Old English Sheepdog
The Old English Sheepdog, or as it is sometimes called the Bobtail, is a large breed of dog that descends from the very old English pastoral type of dog. There are no records of the earliest types of herding dogs in England, but there are assumptions that some of the Bobtail?s ancestors might be the Smithfield, the Bearded Collie or the Russian Owtchar. The nickname Bobtail comes from the fact that it used to be a tradition to dock this breed?s tail.
Exhibited for the first time at a show in 1873, in Birmingham, the Old English Sheepdog is a large dog with long coat, having fur that covers its face and eyes too. It has a strong body that is square-shaped. Its head is large, showing a black nose, teeth that meet in a scissors bite and eyes that can be brown or blue. It can happen that each eye is of a different color.
The ears are of medium size and are held flat on the head. The top-line is lower at the shoulders and has a higher level toward the back end. The chest is deep. The legs are straight at the front and the hind ones are round and muscular.

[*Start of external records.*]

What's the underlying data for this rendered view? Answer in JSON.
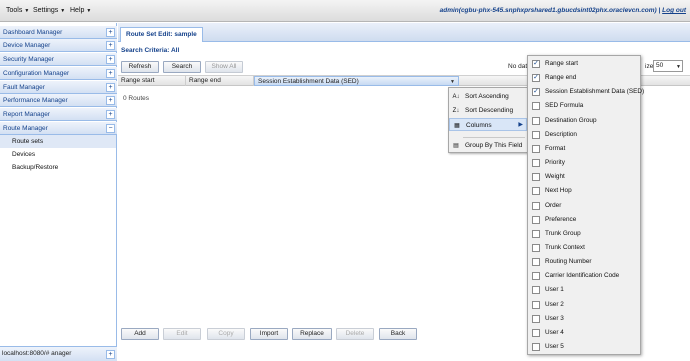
{
  "topbar": {
    "menus": [
      {
        "label": "Tools"
      },
      {
        "label": "Settings"
      },
      {
        "label": "Help"
      }
    ],
    "user": "admin(cgbu-phx-545.snphxprshared1.gbucdsint02phx.oraclevcn.com)",
    "separator": "|",
    "logout": "Log out"
  },
  "sidebar": {
    "sections": [
      {
        "label": "Dashboard Manager",
        "toggle": "+"
      },
      {
        "label": "Device Manager",
        "toggle": "+"
      },
      {
        "label": "Security Manager",
        "toggle": "+"
      },
      {
        "label": "Configuration Manager",
        "toggle": "+"
      },
      {
        "label": "Fault Manager",
        "toggle": "+"
      },
      {
        "label": "Performance Manager",
        "toggle": "+"
      },
      {
        "label": "Report Manager",
        "toggle": "+"
      },
      {
        "label": "Route Manager",
        "toggle": "−"
      }
    ],
    "route_items": [
      {
        "label": "Route sets",
        "selected": true
      },
      {
        "label": "Devices",
        "selected": false
      },
      {
        "label": "Backup/Restore",
        "selected": false
      }
    ],
    "status_url": "localhost:8080/#",
    "status_suffix": "anager",
    "status_toggle": "+"
  },
  "main": {
    "tab_title": "Route Set Edit: sample",
    "criteria": "Search Criteria: All",
    "toolbar": {
      "refresh": "Refresh",
      "search": "Search",
      "show_all": "Show All"
    },
    "no_data": "No data",
    "page_size_label": "ize",
    "page_size_value": "50",
    "columns": [
      "Range start",
      "Range end",
      "Session Establishment Data (SED)"
    ],
    "routes_count": "0 Routes",
    "bottom_buttons": {
      "add": "Add",
      "edit": "Edit",
      "copy": "Copy",
      "import": "Import",
      "replace": "Replace",
      "delete": "Delete",
      "back": "Back"
    }
  },
  "context_menu": {
    "sort_asc": "Sort Ascending",
    "sort_desc": "Sort Descending",
    "columns": "Columns",
    "group_by": "Group By This Field"
  },
  "columns_menu": [
    {
      "label": "Range start",
      "checked": true
    },
    {
      "label": "Range end",
      "checked": true
    },
    {
      "label": "Session Establishment Data (SED)",
      "checked": true
    },
    {
      "label": "SED Formula",
      "checked": false
    },
    {
      "label": "Destination Group",
      "checked": false
    },
    {
      "label": "Description",
      "checked": false
    },
    {
      "label": "Format",
      "checked": false
    },
    {
      "label": "Priority",
      "checked": false
    },
    {
      "label": "Weight",
      "checked": false
    },
    {
      "label": "Next Hop",
      "checked": false
    },
    {
      "label": "Order",
      "checked": false
    },
    {
      "label": "Preference",
      "checked": false
    },
    {
      "label": "Trunk Group",
      "checked": false
    },
    {
      "label": "Trunk Context",
      "checked": false
    },
    {
      "label": "Routing Number",
      "checked": false
    },
    {
      "label": "Carrier Identification Code",
      "checked": false
    },
    {
      "label": "User 1",
      "checked": false
    },
    {
      "label": "User 2",
      "checked": false
    },
    {
      "label": "User 3",
      "checked": false
    },
    {
      "label": "User 4",
      "checked": false
    },
    {
      "label": "User 5",
      "checked": false
    }
  ],
  "colors": {
    "accent": "#15428b",
    "header_border": "#99bbe8",
    "selected_row": "#dfe8f6"
  }
}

The dog can be born without a tail or otherwise it has its tail amputated. However, most parts of Europe have made the action of docking dog tails an illegal one.
The coat is long and shaggy. The outer-coat is hard and textured and the undercoat is softer and stands as a waterproof shield. The Bobtail can be gray, blue gray, gray with white markings, grizzle, blue, blue merle or white with gray markings.
Males can reach 22-24 inches in height (56-61 cm) and females grow up to 20-22 inches (51 cm). Where the weight is concerned, males can have more than 65 pounds (29 kg) and females more than 60 pounds (27 kg). There are some dogs of this breed that can reach more than 100 pounds (45 kg).
Health-wise, it should be said that the Old English Sheepdog (Bobtail) is prone to Immune Mediated Hemolytic Anemia (IMHA), hip dysplasia and cataracts. It can also be sensitive to drugs that are otherwise safe for other herding dogs.
This dog is stable in temperament, friendly, easy to adapt to various conditions, faithful and intelligent. These traits make is a good and loving family companion. It is protective, yet gentle, and interacts well with children. Given its herding instinct, it may try to herd people with bumping movements. Therefore, it must be taught not to use this instinct with people. The dog requires a master that is firm, yet calm, and who can prove to be a leader for the canine. The human master must be the alpha male in the perception of the dog, otherwise the dog becomes strong willed and takes the leading role, being difficult to control in consequence. With a firm leadership, the dog will prove to be good at following commands. The Bobtail can adapt to apartment life, but will be happier with an available yard. It needs to be